■ **Task item**:
Please output the records below in full, exactly as given, but without the images.

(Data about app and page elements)
□ □ □
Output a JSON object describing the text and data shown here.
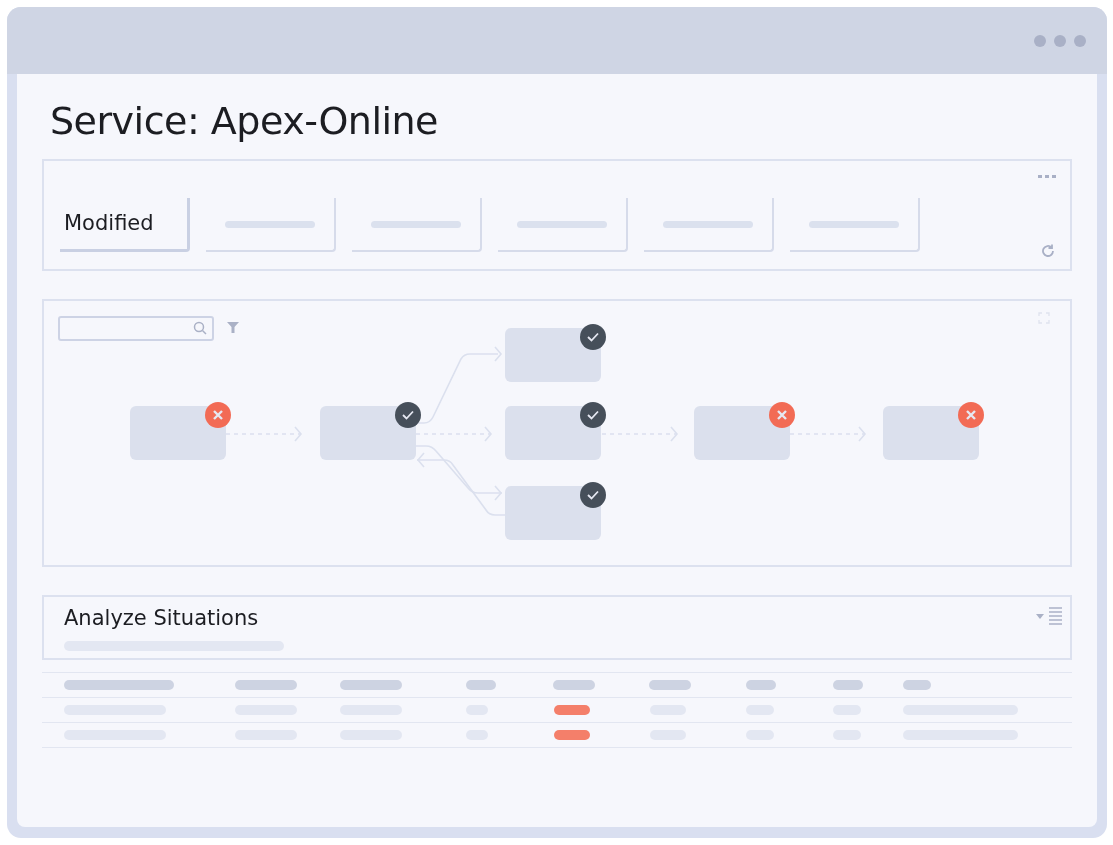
{
  "window": {
    "title": "Service: Apex-Online"
  },
  "tabs": [
    {
      "label": "Modified",
      "selected": true
    },
    {
      "selected": false
    },
    {
      "selected": false
    },
    {
      "selected": false
    },
    {
      "selected": false
    },
    {
      "selected": false
    }
  ],
  "diagram": {
    "nodes": [
      {
        "passed": false
      },
      {
        "passed": true
      },
      {
        "passed": true
      },
      {
        "passed": true
      },
      {
        "passed": true
      },
      {
        "passed": false
      },
      {
        "passed": false
      }
    ]
  },
  "analysis": {
    "title": "Analyze Situations"
  },
  "table": {
    "rows": [
      {
        "alert": true
      },
      {
        "alert": true
      }
    ]
  }
}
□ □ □
■ **Answer box**:
Output a JSON object describing the text and data shown here.
{
  "window": {
    "title": "Service: Apex-Online"
  },
  "tabs": [
    {
      "label": "Modified",
      "selected": true
    },
    {
      "selected": false
    },
    {
      "selected": false
    },
    {
      "selected": false
    },
    {
      "selected": false
    },
    {
      "selected": false
    }
  ],
  "diagram": {
    "nodes": [
      {
        "passed": false
      },
      {
        "passed": true
      },
      {
        "passed": true
      },
      {
        "passed": true
      },
      {
        "passed": true
      },
      {
        "passed": false
      },
      {
        "passed": false
      }
    ]
  },
  "analysis": {
    "title": "Analyze Situations"
  },
  "table": {
    "rows": [
      {
        "alert": true
      },
      {
        "alert": true
      }
    ]
  }
}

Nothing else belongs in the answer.